What to do → Pick out the lines below with "JSON" and list them.

** Opening Given data block **

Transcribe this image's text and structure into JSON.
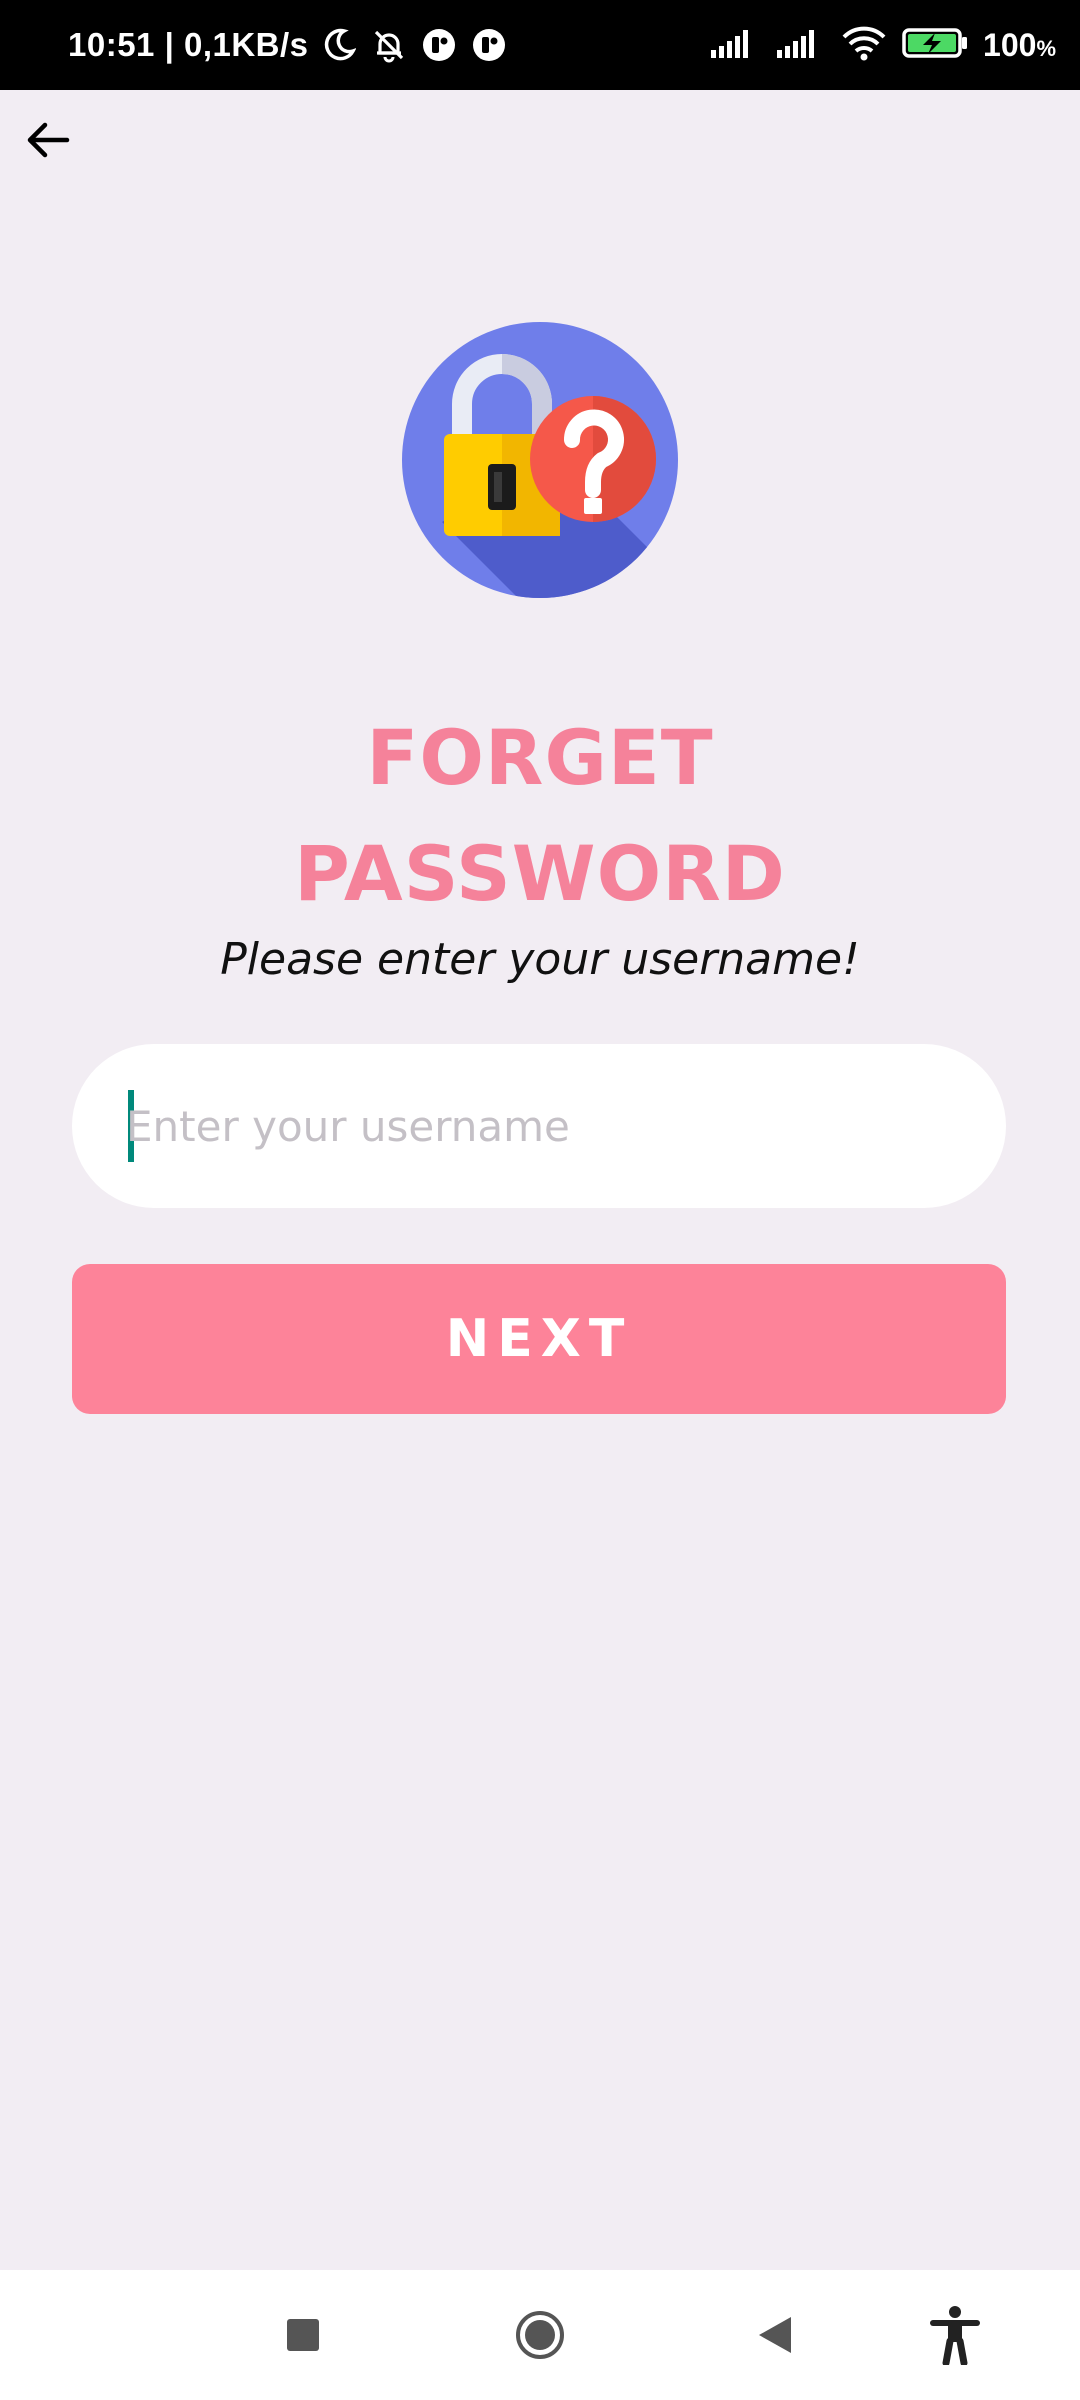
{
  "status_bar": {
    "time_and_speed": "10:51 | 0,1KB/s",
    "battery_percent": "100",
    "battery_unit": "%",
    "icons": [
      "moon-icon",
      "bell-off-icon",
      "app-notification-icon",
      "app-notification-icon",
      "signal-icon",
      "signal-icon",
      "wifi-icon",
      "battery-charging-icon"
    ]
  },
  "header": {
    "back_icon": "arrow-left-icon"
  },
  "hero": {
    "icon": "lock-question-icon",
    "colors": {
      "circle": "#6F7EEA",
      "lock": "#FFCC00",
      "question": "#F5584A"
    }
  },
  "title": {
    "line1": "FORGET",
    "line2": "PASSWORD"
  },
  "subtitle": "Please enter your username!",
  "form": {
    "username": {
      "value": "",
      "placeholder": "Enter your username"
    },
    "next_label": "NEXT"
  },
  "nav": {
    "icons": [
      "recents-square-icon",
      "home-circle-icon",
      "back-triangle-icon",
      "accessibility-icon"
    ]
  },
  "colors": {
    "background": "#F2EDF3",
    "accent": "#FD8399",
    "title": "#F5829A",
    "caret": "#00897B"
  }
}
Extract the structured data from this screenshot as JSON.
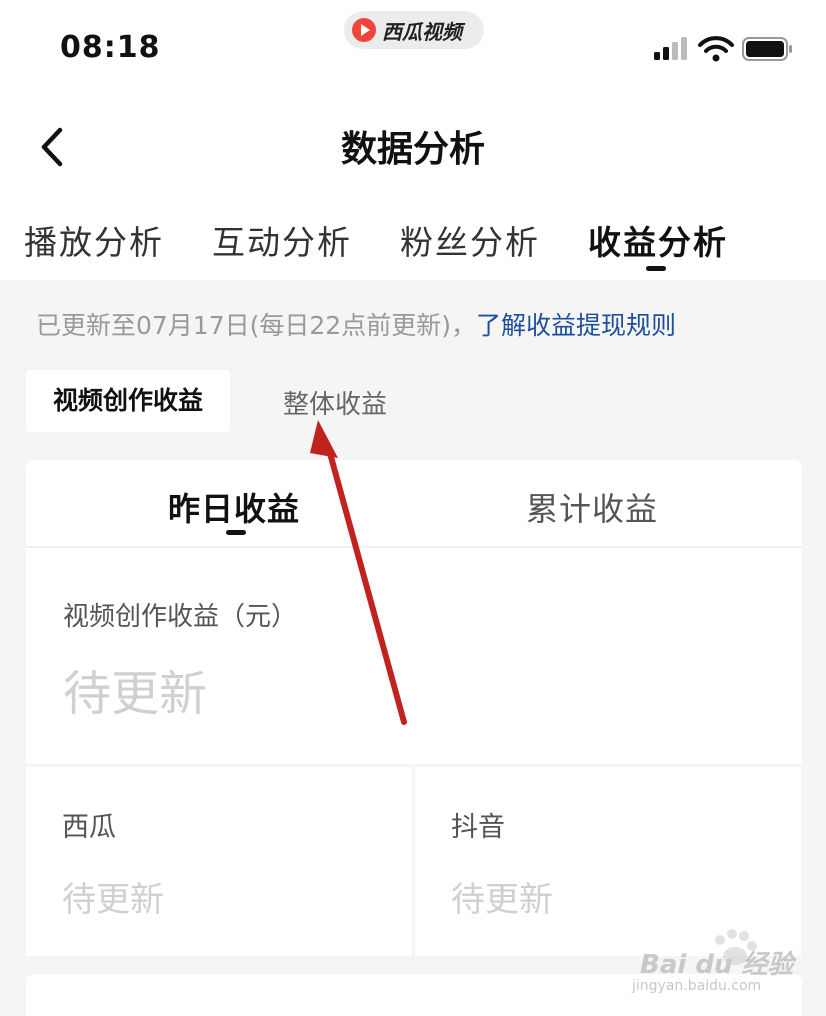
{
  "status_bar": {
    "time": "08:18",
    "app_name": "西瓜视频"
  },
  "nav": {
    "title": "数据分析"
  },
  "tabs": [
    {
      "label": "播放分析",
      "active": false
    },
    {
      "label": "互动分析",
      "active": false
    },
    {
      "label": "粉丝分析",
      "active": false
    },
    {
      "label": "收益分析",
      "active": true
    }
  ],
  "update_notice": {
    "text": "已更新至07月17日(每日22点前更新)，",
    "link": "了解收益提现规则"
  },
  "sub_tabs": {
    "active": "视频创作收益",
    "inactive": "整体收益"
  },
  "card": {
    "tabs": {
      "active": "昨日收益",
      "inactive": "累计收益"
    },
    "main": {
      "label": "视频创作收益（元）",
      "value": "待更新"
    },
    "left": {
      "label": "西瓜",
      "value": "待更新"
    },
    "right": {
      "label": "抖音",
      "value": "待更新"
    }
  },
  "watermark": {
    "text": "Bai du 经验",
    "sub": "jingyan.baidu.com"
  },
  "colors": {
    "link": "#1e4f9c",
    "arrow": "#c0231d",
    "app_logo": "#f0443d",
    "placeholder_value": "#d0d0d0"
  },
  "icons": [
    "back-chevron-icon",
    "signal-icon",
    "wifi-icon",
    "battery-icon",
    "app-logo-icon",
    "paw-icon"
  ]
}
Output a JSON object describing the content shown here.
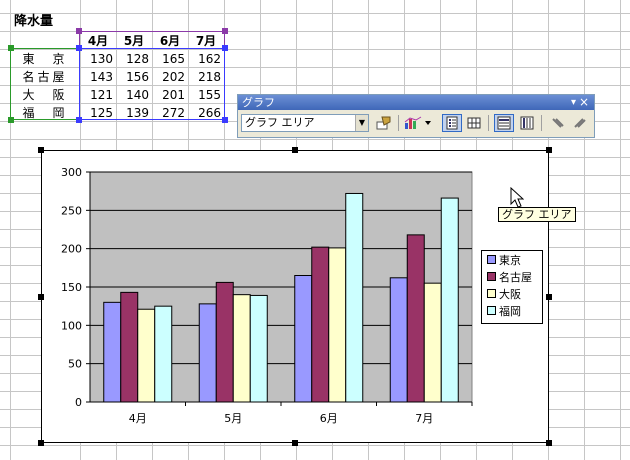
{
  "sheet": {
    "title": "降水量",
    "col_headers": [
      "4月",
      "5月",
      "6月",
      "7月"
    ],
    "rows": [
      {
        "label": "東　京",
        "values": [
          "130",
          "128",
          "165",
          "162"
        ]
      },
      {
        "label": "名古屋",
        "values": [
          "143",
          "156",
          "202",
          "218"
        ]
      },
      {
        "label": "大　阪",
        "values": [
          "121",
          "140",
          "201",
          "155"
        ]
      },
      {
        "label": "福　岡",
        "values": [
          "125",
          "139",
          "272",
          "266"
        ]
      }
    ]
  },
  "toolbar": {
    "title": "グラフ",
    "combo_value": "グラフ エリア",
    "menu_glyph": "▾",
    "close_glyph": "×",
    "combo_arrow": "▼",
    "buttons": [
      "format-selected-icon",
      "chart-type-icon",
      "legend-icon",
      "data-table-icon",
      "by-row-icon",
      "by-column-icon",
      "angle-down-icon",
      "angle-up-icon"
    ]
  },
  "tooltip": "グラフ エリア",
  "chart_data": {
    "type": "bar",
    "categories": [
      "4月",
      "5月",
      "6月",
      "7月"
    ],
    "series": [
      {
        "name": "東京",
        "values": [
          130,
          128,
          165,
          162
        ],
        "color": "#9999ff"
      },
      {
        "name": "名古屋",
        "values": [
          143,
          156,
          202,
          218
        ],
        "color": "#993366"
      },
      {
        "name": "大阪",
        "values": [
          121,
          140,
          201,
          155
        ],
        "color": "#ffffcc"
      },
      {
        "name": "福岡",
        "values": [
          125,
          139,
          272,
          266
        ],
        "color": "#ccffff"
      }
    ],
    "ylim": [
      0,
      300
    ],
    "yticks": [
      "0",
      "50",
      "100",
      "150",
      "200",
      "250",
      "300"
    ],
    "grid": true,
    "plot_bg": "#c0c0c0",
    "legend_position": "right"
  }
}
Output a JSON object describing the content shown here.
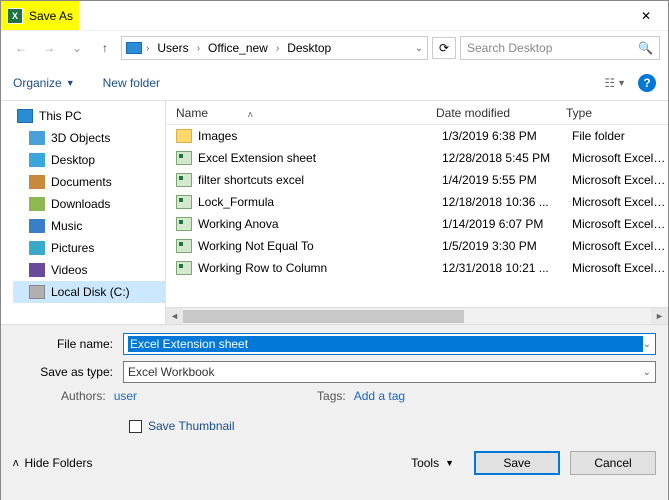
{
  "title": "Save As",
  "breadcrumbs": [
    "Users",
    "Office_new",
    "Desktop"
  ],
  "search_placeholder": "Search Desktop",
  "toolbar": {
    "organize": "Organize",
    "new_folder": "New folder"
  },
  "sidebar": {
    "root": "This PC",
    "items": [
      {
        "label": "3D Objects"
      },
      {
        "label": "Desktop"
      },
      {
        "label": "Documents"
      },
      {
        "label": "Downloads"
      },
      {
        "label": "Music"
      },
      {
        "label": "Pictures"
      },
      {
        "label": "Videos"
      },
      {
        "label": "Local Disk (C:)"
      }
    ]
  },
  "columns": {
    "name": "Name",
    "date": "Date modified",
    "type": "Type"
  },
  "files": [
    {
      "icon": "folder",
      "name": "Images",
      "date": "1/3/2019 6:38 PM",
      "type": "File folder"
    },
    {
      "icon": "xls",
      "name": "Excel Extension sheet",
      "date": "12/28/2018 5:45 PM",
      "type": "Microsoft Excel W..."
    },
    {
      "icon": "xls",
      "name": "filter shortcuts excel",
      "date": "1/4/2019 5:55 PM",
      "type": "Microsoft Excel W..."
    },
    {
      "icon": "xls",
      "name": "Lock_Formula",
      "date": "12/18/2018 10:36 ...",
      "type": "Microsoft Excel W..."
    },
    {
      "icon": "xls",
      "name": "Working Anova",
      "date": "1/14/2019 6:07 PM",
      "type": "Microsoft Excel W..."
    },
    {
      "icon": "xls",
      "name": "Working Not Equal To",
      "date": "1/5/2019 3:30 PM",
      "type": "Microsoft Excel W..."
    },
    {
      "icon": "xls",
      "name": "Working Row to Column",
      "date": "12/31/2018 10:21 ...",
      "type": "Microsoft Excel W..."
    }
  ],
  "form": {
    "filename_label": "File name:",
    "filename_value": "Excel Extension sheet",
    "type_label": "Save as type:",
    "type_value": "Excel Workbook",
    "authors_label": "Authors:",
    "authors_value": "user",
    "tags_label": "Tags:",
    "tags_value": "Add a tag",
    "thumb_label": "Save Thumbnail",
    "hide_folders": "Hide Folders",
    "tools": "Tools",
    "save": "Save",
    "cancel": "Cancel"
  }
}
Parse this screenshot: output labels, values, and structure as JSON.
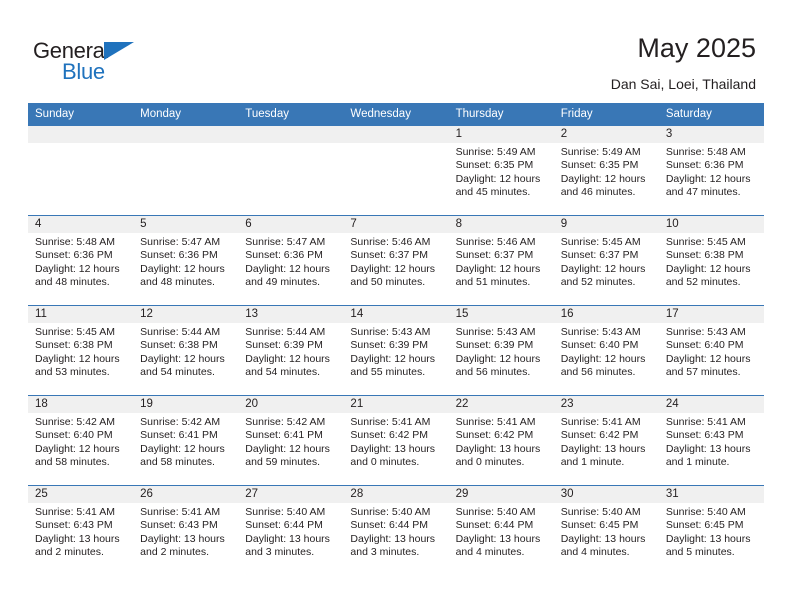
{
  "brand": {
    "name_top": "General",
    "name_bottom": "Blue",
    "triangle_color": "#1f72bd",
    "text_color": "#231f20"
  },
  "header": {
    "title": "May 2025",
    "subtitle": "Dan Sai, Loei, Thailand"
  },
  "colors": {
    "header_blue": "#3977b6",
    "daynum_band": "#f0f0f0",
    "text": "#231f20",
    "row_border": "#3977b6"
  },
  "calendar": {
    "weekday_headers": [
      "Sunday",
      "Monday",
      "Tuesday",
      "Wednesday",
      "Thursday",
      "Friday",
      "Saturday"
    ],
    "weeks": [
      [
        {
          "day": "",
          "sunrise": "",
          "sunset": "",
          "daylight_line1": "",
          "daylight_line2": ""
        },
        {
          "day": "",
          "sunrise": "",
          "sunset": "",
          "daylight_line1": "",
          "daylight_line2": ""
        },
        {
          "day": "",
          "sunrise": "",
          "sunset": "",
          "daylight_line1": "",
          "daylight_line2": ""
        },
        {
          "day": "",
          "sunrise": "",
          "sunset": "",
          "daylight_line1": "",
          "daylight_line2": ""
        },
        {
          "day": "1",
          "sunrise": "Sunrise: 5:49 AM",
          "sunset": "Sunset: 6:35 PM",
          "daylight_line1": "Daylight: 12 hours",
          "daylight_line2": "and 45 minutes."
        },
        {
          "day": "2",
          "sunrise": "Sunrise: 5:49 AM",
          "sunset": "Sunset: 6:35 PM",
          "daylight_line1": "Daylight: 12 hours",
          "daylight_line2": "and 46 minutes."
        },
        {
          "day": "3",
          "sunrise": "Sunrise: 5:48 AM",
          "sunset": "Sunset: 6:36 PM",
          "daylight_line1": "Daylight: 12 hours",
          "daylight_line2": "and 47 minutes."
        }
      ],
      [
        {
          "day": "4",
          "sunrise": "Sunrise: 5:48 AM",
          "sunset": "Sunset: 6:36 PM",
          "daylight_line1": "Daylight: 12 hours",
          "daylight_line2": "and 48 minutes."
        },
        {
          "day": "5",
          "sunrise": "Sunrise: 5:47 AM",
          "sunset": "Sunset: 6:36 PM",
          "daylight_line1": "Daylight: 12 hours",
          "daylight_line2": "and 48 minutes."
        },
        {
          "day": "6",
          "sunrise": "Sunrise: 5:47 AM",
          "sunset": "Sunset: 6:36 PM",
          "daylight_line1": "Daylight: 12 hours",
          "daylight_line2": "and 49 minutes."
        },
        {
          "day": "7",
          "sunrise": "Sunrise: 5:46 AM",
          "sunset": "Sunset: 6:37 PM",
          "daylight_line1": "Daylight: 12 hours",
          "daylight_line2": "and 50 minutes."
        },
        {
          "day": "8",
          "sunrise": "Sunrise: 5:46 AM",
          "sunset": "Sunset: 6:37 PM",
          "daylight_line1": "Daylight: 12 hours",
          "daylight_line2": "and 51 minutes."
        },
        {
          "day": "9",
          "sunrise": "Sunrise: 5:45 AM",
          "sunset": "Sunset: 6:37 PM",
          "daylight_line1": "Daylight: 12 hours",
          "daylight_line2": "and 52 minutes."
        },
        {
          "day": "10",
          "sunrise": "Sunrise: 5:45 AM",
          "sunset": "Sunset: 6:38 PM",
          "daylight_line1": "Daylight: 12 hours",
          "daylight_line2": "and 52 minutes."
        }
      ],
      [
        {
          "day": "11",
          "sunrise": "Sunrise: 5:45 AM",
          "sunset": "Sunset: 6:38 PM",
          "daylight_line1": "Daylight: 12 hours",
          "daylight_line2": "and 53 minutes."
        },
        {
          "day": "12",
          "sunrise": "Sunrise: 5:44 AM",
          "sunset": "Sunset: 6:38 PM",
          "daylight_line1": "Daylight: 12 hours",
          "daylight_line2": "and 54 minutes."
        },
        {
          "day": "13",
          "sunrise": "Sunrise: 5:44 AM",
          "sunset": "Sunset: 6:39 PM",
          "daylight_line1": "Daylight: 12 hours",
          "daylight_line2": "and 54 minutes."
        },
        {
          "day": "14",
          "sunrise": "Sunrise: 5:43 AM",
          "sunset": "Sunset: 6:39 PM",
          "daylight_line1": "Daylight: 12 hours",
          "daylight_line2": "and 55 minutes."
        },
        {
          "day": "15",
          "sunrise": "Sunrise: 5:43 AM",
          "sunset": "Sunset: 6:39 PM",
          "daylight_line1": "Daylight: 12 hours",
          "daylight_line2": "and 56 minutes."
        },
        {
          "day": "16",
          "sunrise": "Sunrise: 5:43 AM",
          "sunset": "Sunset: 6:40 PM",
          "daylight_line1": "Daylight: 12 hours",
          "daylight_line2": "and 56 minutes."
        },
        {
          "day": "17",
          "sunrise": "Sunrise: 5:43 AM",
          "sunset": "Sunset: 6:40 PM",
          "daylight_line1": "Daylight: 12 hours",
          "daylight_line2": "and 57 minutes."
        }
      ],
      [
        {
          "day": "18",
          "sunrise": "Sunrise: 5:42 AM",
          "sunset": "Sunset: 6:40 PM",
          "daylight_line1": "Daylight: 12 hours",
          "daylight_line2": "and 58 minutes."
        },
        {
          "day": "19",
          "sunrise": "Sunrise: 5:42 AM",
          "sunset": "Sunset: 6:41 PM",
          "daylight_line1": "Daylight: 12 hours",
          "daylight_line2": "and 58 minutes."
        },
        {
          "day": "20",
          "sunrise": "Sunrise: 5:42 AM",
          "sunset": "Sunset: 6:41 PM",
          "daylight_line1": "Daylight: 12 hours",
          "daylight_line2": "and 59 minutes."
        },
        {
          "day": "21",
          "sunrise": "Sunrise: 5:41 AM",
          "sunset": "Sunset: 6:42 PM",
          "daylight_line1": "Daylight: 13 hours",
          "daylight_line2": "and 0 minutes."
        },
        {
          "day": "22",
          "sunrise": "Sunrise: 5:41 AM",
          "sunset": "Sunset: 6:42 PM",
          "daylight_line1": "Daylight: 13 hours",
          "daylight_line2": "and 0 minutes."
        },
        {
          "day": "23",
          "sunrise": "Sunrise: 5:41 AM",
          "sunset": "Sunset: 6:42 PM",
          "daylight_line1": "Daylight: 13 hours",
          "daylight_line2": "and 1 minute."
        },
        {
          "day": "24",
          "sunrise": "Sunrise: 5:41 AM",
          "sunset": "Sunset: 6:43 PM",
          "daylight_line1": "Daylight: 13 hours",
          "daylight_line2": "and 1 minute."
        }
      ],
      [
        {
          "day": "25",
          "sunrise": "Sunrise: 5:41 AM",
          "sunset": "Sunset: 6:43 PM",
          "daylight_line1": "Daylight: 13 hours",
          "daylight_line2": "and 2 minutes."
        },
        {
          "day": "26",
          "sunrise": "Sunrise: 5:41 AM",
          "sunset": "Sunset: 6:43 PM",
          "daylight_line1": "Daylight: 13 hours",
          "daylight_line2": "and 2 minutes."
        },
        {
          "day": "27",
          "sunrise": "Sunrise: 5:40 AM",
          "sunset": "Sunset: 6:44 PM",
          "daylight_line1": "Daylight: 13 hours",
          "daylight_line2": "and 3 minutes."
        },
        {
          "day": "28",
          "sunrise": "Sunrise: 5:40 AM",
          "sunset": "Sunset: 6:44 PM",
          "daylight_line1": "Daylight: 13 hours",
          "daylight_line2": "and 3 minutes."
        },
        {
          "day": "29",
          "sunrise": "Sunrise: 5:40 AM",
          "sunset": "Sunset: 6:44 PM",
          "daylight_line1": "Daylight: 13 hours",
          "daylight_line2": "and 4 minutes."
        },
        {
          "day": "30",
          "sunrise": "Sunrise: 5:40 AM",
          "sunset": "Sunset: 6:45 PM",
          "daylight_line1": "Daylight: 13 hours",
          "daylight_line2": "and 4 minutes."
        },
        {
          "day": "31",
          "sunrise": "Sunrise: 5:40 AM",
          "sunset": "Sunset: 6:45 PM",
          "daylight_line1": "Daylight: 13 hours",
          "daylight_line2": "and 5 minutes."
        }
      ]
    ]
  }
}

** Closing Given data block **

Answer box →
Transcribe this image's text and structure into JSON.
Extract the structured data from this screenshot as JSON.
Output a JSON object describing the content shown here.
Output a JSON object describing the content shown here.
Parse this screenshot: output labels, values, and structure as JSON.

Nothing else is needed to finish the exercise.